The Freud dynasty is at the heart of this compelling social history. Sigmund Freud, founder of psychoanalysis; Edward Bernays, who invented public relations; Anna Freud, Sigmund’s devoted daughter; and present-day PR guru and Sigmund’s great grandson, Matthew Freud. Sigmund Freud’s work into the bubbling and murky world of the subconscious changed the world. By introducing a technique to probe the unconscious mind, Freud provided useful tools for understanding the secret desires of the masses. Unwittingly, his work served as the precursor to a world full of political spin doctors, marketing moguls, and society’s belief that the pursuit of satisfaction and happiness is man’s ultimate goal.
I had never really pondered the origins of the mass, consumerist culture I have been raised in.
I think my currently living arrangement has a number of side effects which are hurting the Earth, however I do not think the intentions are bad. I think somewhere along the line, people just wanted to help people. And help themselves.
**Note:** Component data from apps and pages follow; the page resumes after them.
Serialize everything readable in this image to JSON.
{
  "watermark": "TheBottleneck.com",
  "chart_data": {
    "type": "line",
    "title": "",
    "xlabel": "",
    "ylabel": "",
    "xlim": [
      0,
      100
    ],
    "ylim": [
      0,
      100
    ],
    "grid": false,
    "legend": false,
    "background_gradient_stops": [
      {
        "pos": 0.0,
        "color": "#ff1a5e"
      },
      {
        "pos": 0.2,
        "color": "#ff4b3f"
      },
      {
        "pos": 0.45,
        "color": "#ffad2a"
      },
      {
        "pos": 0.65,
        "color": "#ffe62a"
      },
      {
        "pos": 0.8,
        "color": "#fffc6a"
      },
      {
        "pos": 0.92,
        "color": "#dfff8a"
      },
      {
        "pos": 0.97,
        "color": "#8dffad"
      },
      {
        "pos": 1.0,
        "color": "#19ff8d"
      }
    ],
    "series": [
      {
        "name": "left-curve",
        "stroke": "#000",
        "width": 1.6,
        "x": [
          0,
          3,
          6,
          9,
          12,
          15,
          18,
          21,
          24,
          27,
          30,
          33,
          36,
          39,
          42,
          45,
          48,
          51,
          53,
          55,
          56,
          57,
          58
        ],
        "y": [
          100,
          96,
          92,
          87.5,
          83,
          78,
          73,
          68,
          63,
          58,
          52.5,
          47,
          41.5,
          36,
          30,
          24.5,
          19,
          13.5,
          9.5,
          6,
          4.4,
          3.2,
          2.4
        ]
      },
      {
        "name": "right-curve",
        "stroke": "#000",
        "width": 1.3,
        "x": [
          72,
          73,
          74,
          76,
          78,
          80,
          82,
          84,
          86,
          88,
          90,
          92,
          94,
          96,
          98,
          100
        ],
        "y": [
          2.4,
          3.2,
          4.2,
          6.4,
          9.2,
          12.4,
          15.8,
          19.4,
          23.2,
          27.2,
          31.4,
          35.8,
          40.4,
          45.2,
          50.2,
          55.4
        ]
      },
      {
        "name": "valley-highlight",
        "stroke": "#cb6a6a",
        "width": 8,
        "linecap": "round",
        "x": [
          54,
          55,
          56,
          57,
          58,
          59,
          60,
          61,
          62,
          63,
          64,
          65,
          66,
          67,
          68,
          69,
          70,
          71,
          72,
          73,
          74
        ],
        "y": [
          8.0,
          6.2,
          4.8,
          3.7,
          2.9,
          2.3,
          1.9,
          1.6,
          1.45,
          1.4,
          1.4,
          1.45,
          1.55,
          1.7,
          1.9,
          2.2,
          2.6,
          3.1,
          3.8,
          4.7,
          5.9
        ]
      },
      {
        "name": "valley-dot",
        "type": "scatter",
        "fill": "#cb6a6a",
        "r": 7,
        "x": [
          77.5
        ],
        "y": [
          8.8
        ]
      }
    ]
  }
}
And protect people. And protect themselves. And I can see why you would want to do that.
How can we get creative and turn these problems into celebrations?
Lets do this! Go team!
At an event recently I met a great guy who created Garbage for Lent! This year, for the first time, he has signed on several churches to participate in giving up garbage for 40 days! Wow!
What is Lent? Well! According to Wikipedia:
Lent is a time for sacrifice for Christians. You must sacrfice something dear to you, and some believe you may take pleasure in it on Sunday, however most believe that you cannot for the entire forty days. Its institutional purpose is heightened in the annual commemoration of Holy Week, marking the Death and Resurrection of Jesus, which recalls the events of the Passion of Christ on Good Friday, which then culminates in the celebration on Easter Sunday of the Resurrection of Jesus Christ.
There are so many traditions in the world and I think they all have a message of compassion. I think it’s great when we can use that compassion to extend to the Earth as well!